It has been nearly 20 years since a team from the University of Delft in the Netherlands postulated the priorities to create the cleanest and most energy-efficient systems for the lowest long-term cost. With changes in technology and costs, I thought it would be interesting to see whether this hypothesis has stood the test of time.
Called the Trias Energetica, the concept lays out three levels of priority:
- Reduce the demand for energy by avoiding waste and implementing energy-saving measures
- Use sustainable sources of energy instead of fossil fuels
- Produce and use fossil energy as efficiently as possible.
This codifies the assumption that the cleanest and cheapest energy source is the energy we don’t need to use and that renewable energy supply should take priority over efficient fossil supply and distribution. In many ways, the Trias Energetica has been the philosophical underpinning of the energy policy of the EU, albeit with many twists on the road since the 1990s.
Some years later, in 2003, the energy agencies of California adopted a similar basis for state energy policy. Called the California Loading Order, it prioritized energy efficiency and demand response, followed by the use of renewables and distributed generation. It remains California's policy underpinning today.
Every objective study in the past two decades has shown that allocating resources to efficiency and energy waste avoidance is cheaper by far than allocating them to any supply option. One of the most well-known of these studies was the 2006 study by McKinsey and Vattenfall that looked at the cost-effectiveness of various measures to reduce energy use and carbon emissions. This study convincingly showed that investment in efficiency measures was substantially cheaper than using energy. The measure with the lowest cost and highest return was simple insulation!

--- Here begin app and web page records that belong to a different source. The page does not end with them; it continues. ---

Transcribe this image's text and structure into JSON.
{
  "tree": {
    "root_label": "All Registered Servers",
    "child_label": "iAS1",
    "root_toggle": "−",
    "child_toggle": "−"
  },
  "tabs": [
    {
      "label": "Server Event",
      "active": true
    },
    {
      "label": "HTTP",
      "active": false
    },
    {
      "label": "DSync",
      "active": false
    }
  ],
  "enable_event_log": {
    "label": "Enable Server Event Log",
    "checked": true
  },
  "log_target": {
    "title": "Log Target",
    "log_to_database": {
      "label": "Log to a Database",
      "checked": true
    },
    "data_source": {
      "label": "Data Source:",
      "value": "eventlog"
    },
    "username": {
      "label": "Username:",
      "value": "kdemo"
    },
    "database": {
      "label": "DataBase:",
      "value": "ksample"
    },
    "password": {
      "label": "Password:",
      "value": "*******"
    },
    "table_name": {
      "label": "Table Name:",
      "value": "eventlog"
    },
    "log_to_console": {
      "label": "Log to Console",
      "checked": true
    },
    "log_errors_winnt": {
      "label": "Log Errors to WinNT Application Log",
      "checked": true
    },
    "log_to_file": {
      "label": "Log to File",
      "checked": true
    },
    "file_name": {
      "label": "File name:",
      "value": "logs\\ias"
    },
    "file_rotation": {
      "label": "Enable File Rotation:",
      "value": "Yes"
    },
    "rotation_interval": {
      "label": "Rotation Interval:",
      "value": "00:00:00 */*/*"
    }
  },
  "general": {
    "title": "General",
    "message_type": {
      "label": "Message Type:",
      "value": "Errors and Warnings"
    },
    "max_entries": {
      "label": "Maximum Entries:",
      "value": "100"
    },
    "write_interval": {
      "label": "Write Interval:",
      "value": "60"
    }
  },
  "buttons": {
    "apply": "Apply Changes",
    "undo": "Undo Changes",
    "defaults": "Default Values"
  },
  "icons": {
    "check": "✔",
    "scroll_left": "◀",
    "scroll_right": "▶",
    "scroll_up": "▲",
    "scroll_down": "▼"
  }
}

Despite this, we still seem to struggle with making multiyear commitments to invest in efficiency and changed energy-management practices. The exact reason why is not always obvious. It may have something to do with the need for long-term commitment to a plan that lacks obvious excitement or glamour. Slow wins, however substantial, always struggle to get attention.
For most of the past 20 years, the promise of sustainable or renewable sources of energy has proved somewhat elusive to realize. Renewable power and heat generation lacked scale, reliability, and cost as the effective, clean alternative to the fossil system that has served us well since the start of the Industrial Revolution.

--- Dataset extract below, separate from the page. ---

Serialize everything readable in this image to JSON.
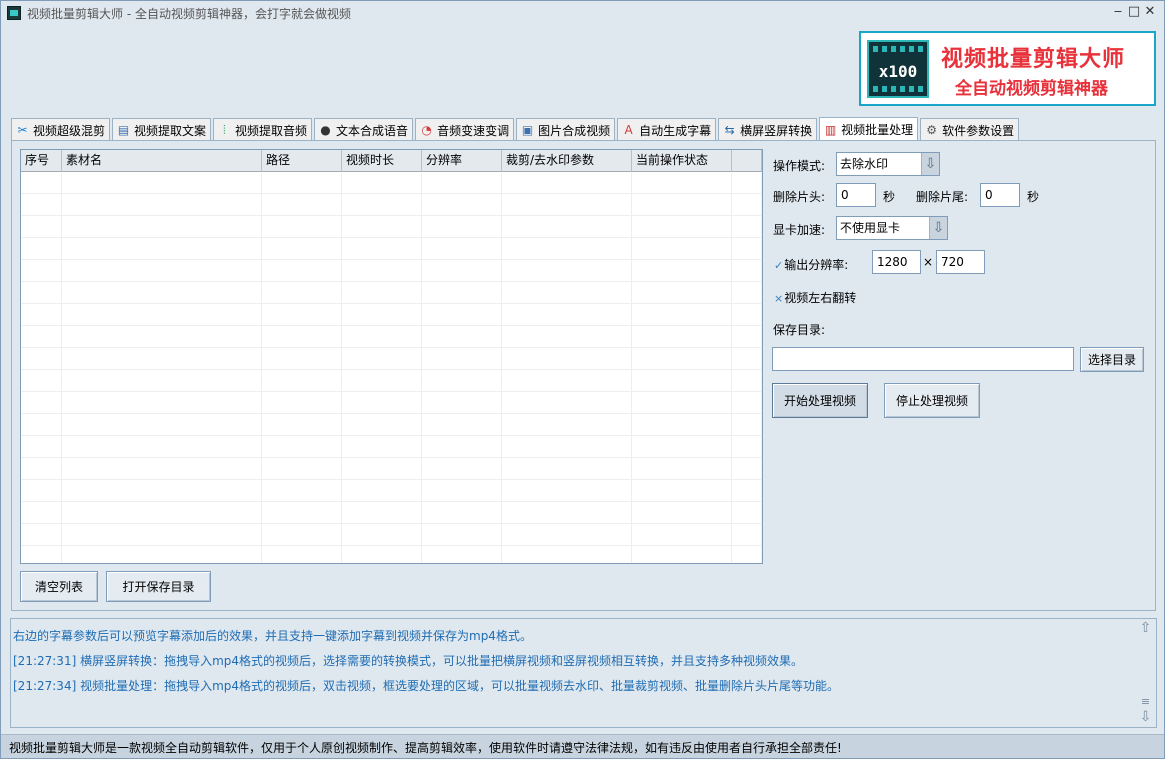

This caused some proponents of the Trias Energetica to fudge the language of the second level and use “clean and renewable sources” to encompass the use of efficient fossil generation. This was really an attempt to disguise a switch of the second and third levels, hoping no one would notice the inconsistency. This is seen to some extent in the subtle rewording of the California Loading Order.
Some countries and regions broadly stayed the course, convinced that the strategic benefits would ultimately be delivered. Often, this route entailed the use of legislative mandates or substantial incentives – not always politically popular. This period also saw industrial leaders and others investing in renewables based less on sound economics than on personal conviction and/or a desire for good publicity.
Collectively, these governments and believers finally succeeded in creating scale and technical innovation to where we are today. The levelized cost of renewable power from wind and solar is now competitive with that of fossil alternatives and is being added to the world’s power system at faster rates than traditional power plants are. We see even the paradox of climate-change-skeptical politicians fighting to support renewable-energy legislation simply for the employment and economic development it brings.
At the third level, it has been a major challenge to reinvest in more modern and efficient fossil-fuel plants. The reasons are many. Aging grids struggle with smaller distributed fossil supply. Accounting distortions make fully depreciated inefficient plants more economically attractive than new ones. Inertia and a sense of “If it ain’t broke, don’t fix it” plays a role, as does an interest in protecting coal and other fossil-fuel industries. Getting permits for a large central plant is a headache-filled public relations exercise globally.
This is changing. Old plants need replacing because of age or failure to meet new regulatory standards. Grids are being upgraded to handle diverse supply sources, thanks in large part to the explosion of renewables. Cities are increasingly expanding thermal systems, making heat a saleable byproduct of power generation. Decreasing costs and flexible regulations are making on-site heat and power generation a real option for industrial and commercial users.
In the 1990s, when the Delft team laid out the Trias Energetica (and later when California adopted the Loading Order), there were many reasons to be skeptical. From today’s vantage point, the original hypothesis appears to be borne out by experience and data. As energy managers, the question we should ask is, “Does the Loading Order drive our energy management planning and priorities?”